STS Members Worry About Competition, Work-Life Balance

STS News, Summer 2019 — Practice arrangements are changing and professional challenges are becoming more intense for many STS members, according to the most recent member needs-assessment survey.

Approximately 800 members (12%) responded to the online survey, conducted in November and December 2018. Questions asked were similar to those from a 2012 member needs assessment and in a 2015 strategic planning survey.

Compared to 2012, a higher percentage of members now work in universities and hospitals (78% versus 66%), although this practice shift was more likely to occur among members within the United States.

Practice changes may be connected to an increasing percentage of members who identified “managing work-related pressures” such as workload and work-life balance as their top professional challenge. In 2018, 38% of members selected this challenge, compared to 33% in 2015. Other high-scoring concerns included staying up to date on clinical advances (29%), career progression (28%), and managing regulatory/administrative burdens (28%).

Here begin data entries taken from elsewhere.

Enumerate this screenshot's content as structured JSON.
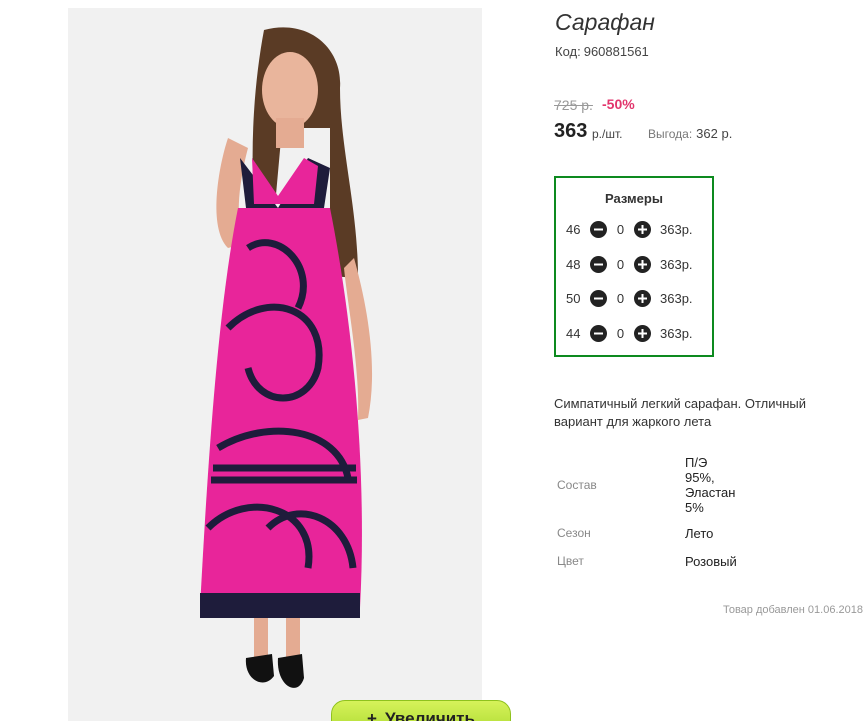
{
  "product": {
    "title": "Сарафан",
    "sku_label": "Код:",
    "sku": "960881561",
    "old_price": "725 р.",
    "discount": "-50%",
    "price": "363",
    "price_unit": "р./шт.",
    "savings_label": "Выгода:",
    "savings_value": "362 р."
  },
  "sizes": {
    "title": "Размеры",
    "rows": [
      {
        "size": "46",
        "qty": "0",
        "price": "363р."
      },
      {
        "size": "48",
        "qty": "0",
        "price": "363р."
      },
      {
        "size": "50",
        "qty": "0",
        "price": "363р."
      },
      {
        "size": "44",
        "qty": "0",
        "price": "363р."
      }
    ]
  },
  "description": "Симпатичный легкий сарафан. Отличный вариант для жаркого лета",
  "specs": {
    "composition_label": "Состав",
    "composition_value": "П/Э\n95%,\nЭластан\n5%",
    "season_label": "Сезон",
    "season_value": "Лето",
    "color_label": "Цвет",
    "color_value": "Розовый"
  },
  "added": "Товар добавлен 01.06.2018",
  "zoom": {
    "icon": "plus-icon",
    "label": "Увеличить"
  },
  "icons": {
    "minus": "minus-icon",
    "plus": "plus-icon"
  },
  "colors": {
    "sizes_border": "#0d8a1f",
    "discount": "#e2356c",
    "zoom_button": "#a7d82c",
    "dress": "#e8259a"
  }
}
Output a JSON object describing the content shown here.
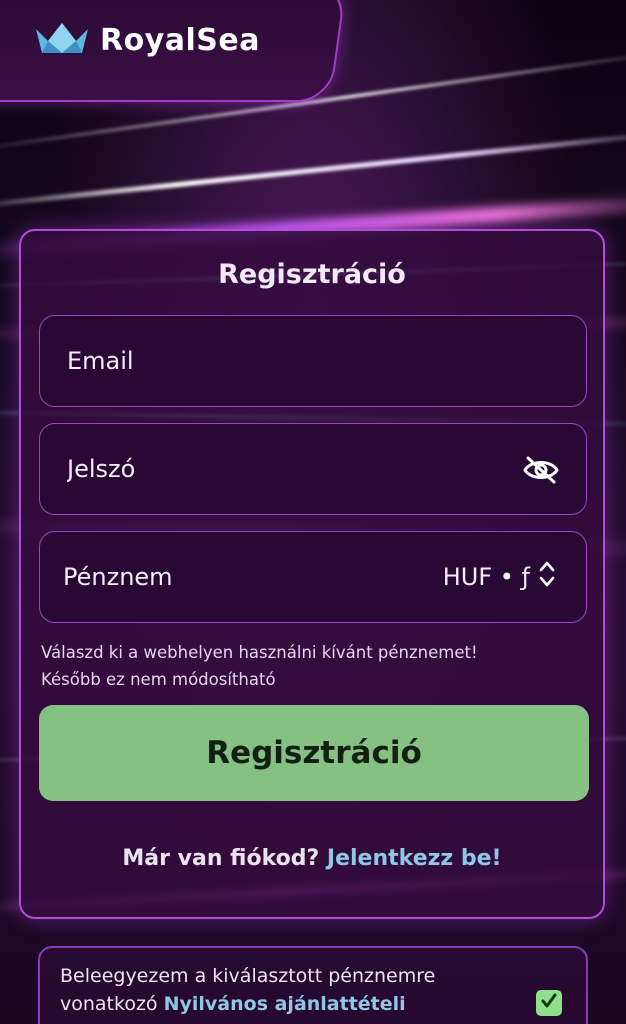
{
  "brand": {
    "name": "RoyalSea",
    "logo_icon": "crown-icon"
  },
  "colors": {
    "card_border": "#b04ed6",
    "card_bg": "#340c3e",
    "submit_bg": "#86c184",
    "link": "#8fc7e6",
    "checkbox": "#8ee08b"
  },
  "form": {
    "title": "Regisztráció",
    "email_placeholder": "Email",
    "password_placeholder": "Jelszó",
    "password_toggle_icon": "eye-off-icon",
    "currency_label": "Pénznem",
    "currency_value": "HUF • ƒ",
    "currency_icon": "chevron-up-down-icon",
    "hint_line1": "Válaszd ki a webhelyen használni kívánt pénznemet!",
    "hint_line2": "Később ez nem módosítható",
    "submit_label": "Regisztráció",
    "login_prompt": "Már van fiókod? ",
    "login_link": "Jelentkezz be!"
  },
  "consent": {
    "text_before": "Beleegyezem a kiválasztott pénznemre vonatkozó ",
    "link_text": "Nyilvános ajánlattételi",
    "checked": true,
    "check_icon": "checkmark-icon"
  }
}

Differences among the disciplines included adult cardiac surgeons expressing greater uneasiness than colleagues about competition from other specialties and congenital heart surgeons displaying more worry about conducting and applying research.

“The results of this survey are important, and we are grateful to those members who participated,” said STS President Robert S.D. Higgins, MD, MSHA. “As a membership organization, we are developing a series of strategic planning sessions, and members’ concerns will be addressed during those meetings.”

Satisfaction with Membership, Benefits

More than three-quarters of members said that they were satisfied or extremely satisfied with their membership (78%), which is similar to the results in 2015 (79%).

The membership benefits valued by the majority were The Annals of Thoracic Surgery (89%), followed by live educational courses such as the STS Annual Meeting (73%), and the STS National Database (61%).

A majority of survey respondents (64%) said that they prefer to receive communications from STS by email. Among the types of information offered by the Society, a plurality chose clinical practice guidelines (38%) and clinical research (23%) as being most important.

The Society’s two general communications, STS News and STS Weekly, have been of increasing value to members. A majority of respondents (81% and 69%, respectively) listed these communications as useful or very useful in 2018, compared to 63% and 50%, respectively, in 2012.

Among targeted communications, those that were perceived by the majority as being useful and very useful were STS National Database News (76%), the Surgical Hot Topics podcast (75%), and the roundtable video series (73%).

Quinquennial Practice Survey

Later this year, the Society will open its important cardiothoracic surgery practice survey. The survey has been conducted approximately every 5 years since 1974 in order to obtain a better understanding of cardiothoracic surgery practice trends in the United States.

Although surveys offer a great opportunity for members to provide feedback to the Society, members should feel free to contact STS at any time during the year. If you have comments or concerns, contact Dr. Higgins via his STS email box.